Abstracts: July 19th, 2005

This survey from the Chartered Institute of Personnel and Development reveals that sickness continues to hit public sector employers harder than the private services sector. The gap between the number of sick days taken in the two sectors has widened by more than half a day since last year’s survey. Average absence levels in the public sector stand at 10.3 days per employee per year compared to 6.8 days in private services sector. The cost of absence in the public sector is 645 pounds per employee each year, rising to 1060 pounds within the health sector.Stress is one of the leading and growing causes of absence in the public sector with around a half of organisations citing stress as a leading cause of long-term absence for non-manual workers. Meanwhile, more than four in ten public sector organisations say that their stress levels have increased during the past year. Absence levels are highest in local government and the health sector.
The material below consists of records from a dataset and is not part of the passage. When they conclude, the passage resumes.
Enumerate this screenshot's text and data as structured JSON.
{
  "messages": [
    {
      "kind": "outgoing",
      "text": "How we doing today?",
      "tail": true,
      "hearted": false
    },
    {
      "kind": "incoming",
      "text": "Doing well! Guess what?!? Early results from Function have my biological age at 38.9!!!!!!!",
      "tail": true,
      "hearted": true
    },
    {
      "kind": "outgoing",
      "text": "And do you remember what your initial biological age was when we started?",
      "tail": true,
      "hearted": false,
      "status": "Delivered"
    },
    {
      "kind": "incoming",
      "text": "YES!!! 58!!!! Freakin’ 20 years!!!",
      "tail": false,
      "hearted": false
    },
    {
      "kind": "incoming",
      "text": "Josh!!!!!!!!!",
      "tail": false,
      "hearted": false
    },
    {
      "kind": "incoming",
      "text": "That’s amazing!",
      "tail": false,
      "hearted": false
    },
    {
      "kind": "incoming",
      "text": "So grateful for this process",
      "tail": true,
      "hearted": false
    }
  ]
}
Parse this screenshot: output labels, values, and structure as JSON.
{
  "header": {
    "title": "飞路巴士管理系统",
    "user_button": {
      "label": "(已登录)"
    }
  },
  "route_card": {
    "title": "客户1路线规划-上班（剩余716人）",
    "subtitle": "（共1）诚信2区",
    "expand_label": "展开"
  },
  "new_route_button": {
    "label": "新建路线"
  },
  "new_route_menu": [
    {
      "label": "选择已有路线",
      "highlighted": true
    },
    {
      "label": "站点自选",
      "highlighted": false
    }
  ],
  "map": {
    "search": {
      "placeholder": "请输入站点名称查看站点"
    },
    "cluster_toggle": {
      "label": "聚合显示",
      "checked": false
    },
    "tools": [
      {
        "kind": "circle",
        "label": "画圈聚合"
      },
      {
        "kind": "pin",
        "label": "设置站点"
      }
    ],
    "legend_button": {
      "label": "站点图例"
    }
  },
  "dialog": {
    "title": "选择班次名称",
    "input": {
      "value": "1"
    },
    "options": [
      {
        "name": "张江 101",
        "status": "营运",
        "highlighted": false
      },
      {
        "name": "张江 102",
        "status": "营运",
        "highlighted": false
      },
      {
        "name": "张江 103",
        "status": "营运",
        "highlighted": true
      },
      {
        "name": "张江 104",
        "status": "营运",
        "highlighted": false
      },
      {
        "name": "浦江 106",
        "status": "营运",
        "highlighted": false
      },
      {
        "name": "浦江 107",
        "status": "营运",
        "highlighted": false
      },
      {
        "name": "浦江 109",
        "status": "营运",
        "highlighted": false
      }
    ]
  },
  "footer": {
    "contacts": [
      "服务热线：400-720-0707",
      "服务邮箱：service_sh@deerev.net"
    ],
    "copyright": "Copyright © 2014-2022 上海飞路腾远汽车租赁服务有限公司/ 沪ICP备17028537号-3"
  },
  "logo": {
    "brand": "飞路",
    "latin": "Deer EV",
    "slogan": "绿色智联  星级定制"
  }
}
There are a high proportion of particularly challenging public facing roles in the public sector such as police, healthcare, teaching, and social services which contribute to higher than average levels of absence.

Research shows that change is one of the biggest causes of stress and there has been a tremendous amount of change in the sector with employees working within increasingly target-driven and performance managed environments.

Only a quarter (28%) of public sector organisations take into account attendance records as part of performance measures for individuals’ appraisals compared to almost half (48%) of private sector service organisations. However 40% of respondents believe that including employees’ attendance records among performance measures for individuals’ appraisals has a positive effect on reducing absence levels, with just 12% saying this has no effect.

The survey is available at http://www.cipd.co.uk/surveys